— REQUIRED WORK —
From the entries, filter out every line that lacks "JSON" and copy the rest.

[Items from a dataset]
[Start of section]

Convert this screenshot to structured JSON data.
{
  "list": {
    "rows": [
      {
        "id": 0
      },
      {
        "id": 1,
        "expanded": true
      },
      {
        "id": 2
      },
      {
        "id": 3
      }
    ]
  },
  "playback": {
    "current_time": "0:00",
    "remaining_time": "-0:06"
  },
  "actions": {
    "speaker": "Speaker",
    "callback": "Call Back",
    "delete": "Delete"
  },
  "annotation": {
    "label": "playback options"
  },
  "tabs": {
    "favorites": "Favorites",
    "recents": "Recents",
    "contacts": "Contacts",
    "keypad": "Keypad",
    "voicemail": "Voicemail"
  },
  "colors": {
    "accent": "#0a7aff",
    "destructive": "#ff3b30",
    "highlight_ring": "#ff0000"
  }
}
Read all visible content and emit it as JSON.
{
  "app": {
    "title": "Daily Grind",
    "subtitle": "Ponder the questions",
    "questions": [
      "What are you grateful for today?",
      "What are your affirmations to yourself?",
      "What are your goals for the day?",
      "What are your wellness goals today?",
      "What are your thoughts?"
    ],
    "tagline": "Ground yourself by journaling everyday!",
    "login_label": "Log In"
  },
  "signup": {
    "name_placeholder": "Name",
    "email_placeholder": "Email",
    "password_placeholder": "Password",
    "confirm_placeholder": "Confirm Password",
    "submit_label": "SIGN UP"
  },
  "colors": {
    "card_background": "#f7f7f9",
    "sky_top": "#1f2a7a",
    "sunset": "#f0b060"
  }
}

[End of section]

— SOLUTION —
Convert this screenshot to structured JSON data.
Read all visible content and emit it as JSON.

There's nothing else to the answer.